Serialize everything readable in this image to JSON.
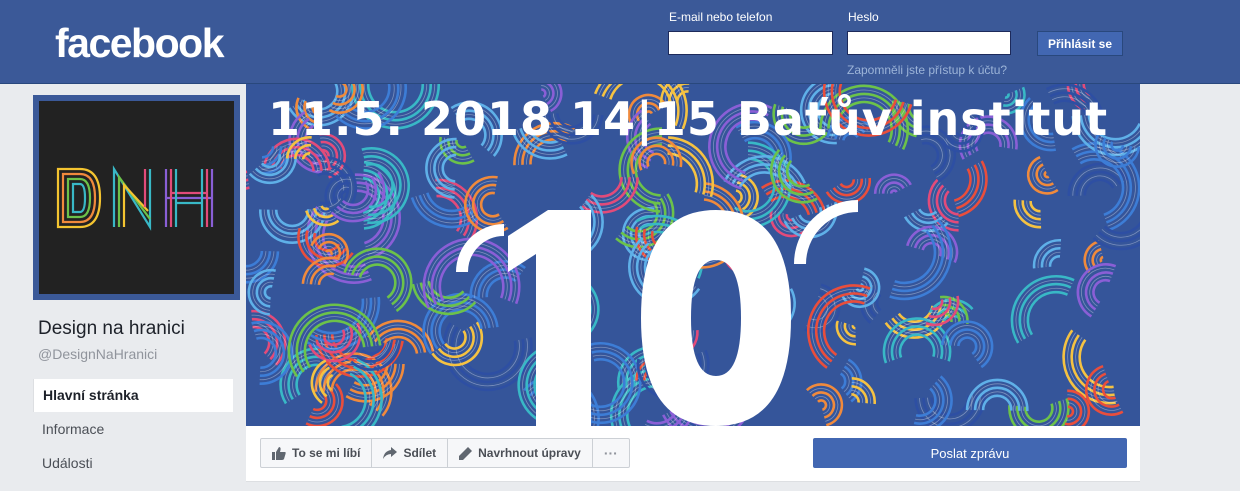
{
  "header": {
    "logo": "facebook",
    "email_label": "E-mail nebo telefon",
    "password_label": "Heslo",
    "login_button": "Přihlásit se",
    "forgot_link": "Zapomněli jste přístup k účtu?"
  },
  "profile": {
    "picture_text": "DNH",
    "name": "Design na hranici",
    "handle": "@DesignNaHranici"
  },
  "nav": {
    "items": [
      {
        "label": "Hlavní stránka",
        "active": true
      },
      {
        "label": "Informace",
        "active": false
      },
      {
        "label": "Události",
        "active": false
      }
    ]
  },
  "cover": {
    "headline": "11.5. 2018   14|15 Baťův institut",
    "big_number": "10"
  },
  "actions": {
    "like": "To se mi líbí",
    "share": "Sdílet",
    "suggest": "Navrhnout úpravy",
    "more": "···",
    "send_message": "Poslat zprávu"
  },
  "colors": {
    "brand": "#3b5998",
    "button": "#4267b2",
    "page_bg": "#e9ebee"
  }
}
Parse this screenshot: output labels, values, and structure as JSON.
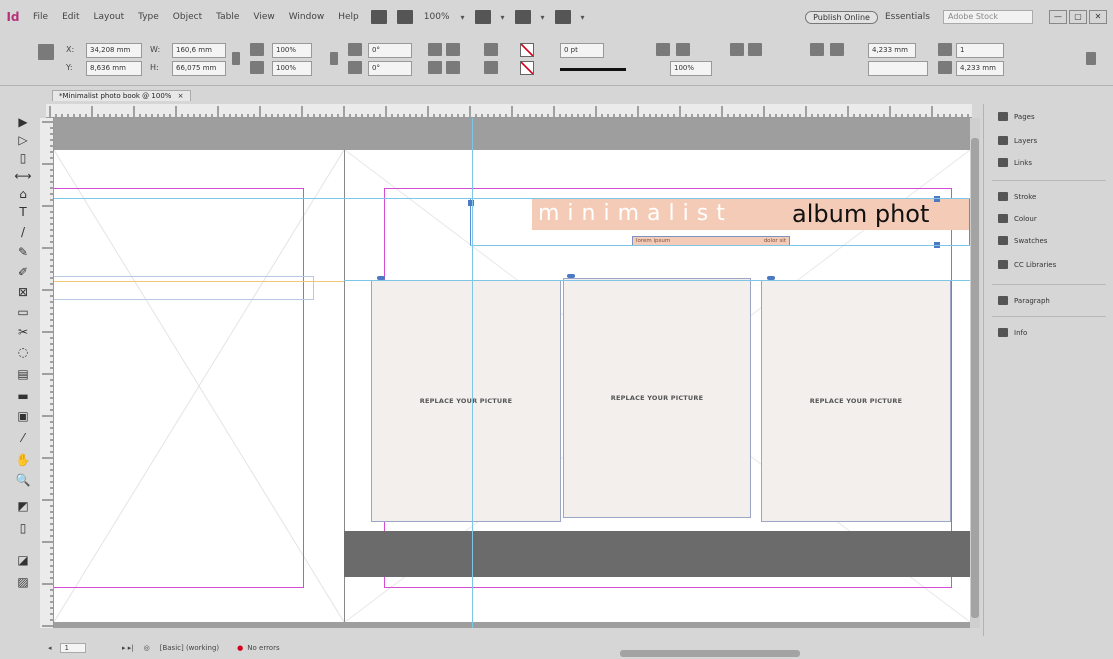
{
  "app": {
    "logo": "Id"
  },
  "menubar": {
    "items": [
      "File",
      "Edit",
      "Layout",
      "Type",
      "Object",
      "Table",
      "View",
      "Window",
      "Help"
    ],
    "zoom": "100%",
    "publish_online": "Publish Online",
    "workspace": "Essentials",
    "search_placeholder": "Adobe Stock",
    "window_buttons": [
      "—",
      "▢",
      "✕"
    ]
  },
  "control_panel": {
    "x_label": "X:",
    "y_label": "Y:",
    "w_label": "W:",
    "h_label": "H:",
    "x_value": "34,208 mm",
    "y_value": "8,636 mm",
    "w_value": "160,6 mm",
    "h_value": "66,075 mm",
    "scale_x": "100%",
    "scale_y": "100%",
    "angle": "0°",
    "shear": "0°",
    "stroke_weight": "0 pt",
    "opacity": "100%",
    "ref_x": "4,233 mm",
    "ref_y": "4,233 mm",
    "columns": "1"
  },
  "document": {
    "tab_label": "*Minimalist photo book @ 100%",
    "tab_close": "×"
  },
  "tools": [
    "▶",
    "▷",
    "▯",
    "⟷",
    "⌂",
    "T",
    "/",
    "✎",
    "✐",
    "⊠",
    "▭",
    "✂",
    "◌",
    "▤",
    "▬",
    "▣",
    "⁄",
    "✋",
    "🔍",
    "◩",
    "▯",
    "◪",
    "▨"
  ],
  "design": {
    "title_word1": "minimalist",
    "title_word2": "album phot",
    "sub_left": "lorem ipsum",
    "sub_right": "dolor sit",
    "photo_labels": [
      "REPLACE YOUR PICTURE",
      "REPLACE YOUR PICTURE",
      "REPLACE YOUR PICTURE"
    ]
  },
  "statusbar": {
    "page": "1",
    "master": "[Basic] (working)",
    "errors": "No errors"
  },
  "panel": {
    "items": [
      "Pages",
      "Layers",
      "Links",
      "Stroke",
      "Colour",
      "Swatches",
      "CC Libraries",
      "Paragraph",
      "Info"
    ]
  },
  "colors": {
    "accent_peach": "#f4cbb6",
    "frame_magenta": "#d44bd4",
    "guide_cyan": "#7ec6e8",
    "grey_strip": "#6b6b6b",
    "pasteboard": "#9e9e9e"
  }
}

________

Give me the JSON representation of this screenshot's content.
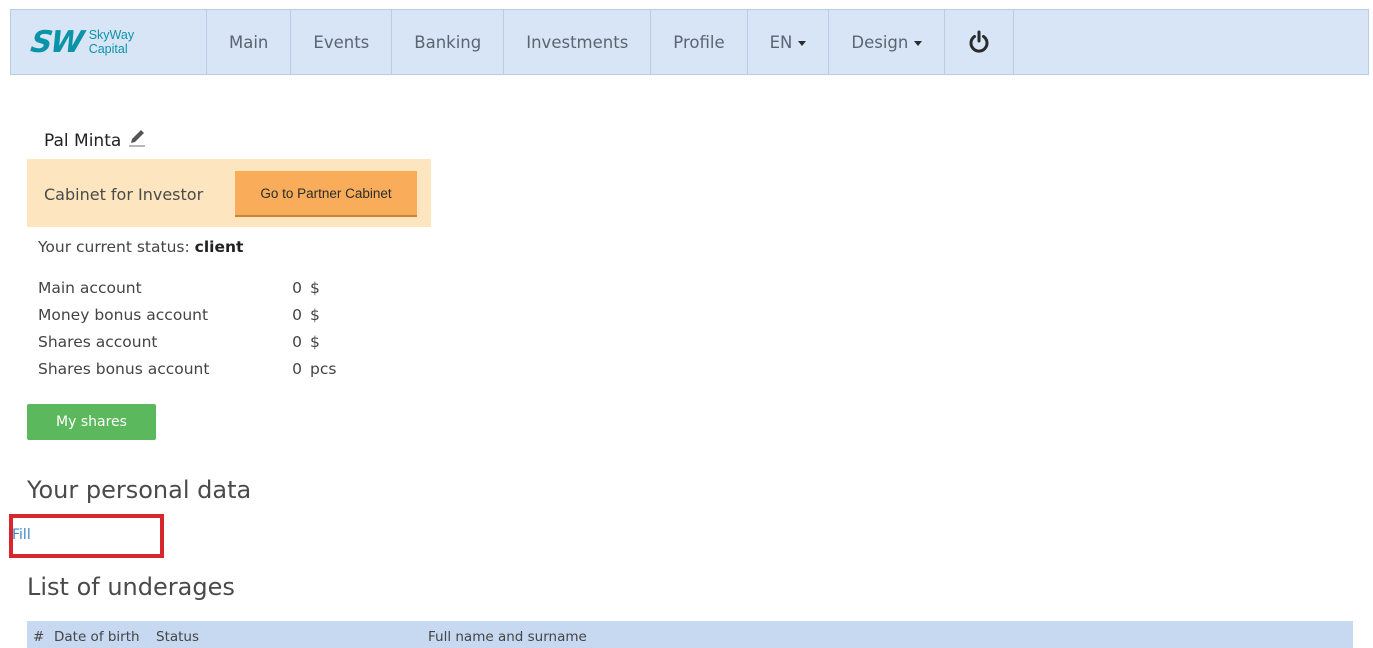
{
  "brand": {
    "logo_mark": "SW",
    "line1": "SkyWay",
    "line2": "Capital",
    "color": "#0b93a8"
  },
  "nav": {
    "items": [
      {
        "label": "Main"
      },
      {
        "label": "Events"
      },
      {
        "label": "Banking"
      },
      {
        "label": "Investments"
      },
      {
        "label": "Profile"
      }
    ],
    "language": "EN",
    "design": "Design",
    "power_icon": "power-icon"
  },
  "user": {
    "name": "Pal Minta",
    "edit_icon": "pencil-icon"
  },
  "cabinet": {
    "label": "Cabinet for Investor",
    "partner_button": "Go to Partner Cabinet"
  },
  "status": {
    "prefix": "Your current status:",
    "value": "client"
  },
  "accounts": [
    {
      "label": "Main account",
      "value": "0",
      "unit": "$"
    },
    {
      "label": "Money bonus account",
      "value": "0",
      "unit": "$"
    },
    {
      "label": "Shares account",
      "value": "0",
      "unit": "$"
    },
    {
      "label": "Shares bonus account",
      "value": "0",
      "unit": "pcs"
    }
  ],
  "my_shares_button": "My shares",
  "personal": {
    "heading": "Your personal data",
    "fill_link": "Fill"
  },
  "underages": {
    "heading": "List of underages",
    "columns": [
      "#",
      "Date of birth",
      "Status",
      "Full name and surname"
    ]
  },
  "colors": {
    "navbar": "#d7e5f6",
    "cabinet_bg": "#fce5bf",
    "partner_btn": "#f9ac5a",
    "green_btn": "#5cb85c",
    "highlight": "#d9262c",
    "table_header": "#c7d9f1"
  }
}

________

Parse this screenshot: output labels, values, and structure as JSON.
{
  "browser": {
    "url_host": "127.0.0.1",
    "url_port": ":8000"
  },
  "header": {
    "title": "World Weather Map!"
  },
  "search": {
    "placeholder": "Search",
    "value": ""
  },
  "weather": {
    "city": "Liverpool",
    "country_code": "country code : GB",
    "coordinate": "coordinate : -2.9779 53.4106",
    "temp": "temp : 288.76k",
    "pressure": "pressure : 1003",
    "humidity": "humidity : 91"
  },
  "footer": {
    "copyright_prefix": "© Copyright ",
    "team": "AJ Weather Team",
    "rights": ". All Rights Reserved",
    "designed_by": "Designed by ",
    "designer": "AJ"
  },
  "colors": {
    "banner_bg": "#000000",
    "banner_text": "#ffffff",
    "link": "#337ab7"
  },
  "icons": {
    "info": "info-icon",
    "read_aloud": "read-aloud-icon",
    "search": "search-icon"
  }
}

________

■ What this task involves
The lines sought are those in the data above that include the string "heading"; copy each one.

■ Answer
    "heading": "Your personal data",
    "heading": "List of underages",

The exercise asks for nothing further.